As Frank Fools Crow, the great Lakota Spiritual Leader used to say, “We need to become a hollow bone so the Creator can work through us.” These words are the guiding light of my life.
3. How lucky I was to have a stalker who made my life so miserable that I had to take the time to find my strong Cherokee woman, my strong Irish wisdom and just enough English to be able to figure out what that Western culture is doing!
B. Now that I am 80, I have enough perspective to see:
- the patterns, processes and reasons in my own life and,
- those in the culture.
- while doing the LIP work internationally, the patterns and processes of cultural differences and those of the planet.
I did not stop writing during this period. I only stopped publishing. I have written: poetry, short stories, a screenplay, a novel, essays, newsletters and children’s stories – you name it – and I never stopped thinking and observing and putting things together. I have always had the feedback from my books that I have “written what the reader ‘knows’ and could never quite articulate.” I hope that continues.

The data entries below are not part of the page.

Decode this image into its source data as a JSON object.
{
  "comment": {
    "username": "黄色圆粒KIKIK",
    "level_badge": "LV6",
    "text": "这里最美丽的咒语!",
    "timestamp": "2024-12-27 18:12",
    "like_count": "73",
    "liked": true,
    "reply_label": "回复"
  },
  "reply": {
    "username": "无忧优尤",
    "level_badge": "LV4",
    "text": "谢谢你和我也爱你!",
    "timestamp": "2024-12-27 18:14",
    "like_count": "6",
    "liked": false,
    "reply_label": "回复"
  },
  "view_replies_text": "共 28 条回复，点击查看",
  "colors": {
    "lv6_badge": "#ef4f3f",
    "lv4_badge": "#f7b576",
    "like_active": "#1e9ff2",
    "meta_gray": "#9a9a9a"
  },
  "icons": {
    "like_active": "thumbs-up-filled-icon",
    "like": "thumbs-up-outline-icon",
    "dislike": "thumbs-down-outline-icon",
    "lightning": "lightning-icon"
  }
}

So Where Are We?
- I have a new book coming out, Becoming a Hollow Bone: Responding to the Call of our Ancestral Blood.
- I have a new women’s book coming out A Thousand Years of Peace and Prosperity and – – – They Will be Ushered in by the Women.
- I have another book almost finished Daily Reminders for Living a New Paradigm.
- I have another book ready called Total Societal Transformation.
- I am now focusing on the long detour the human race has been on and the need to get back on track as a species.
- I have the women’s book coming out in German and Croatian soon as well as Hollow Bone.
- Most of my previous books are out in e-books.
- I am planning a world speaking tour to connect with those who want to hear what this 80-year-old grandmother has to say.
- We have a Facebook page up and running and this new blog plus Twitter so you can keep up with me if you want to.
I absolutely love being 80 and according to Fools Crow, I will live to be 98-years-old, so I have lots to do in these next 18 years. For those who want to join me, I expect it to be a great ride.
I’ll keep you posted.
Love to you all,
Anne Wilson Schaef, Ph.D.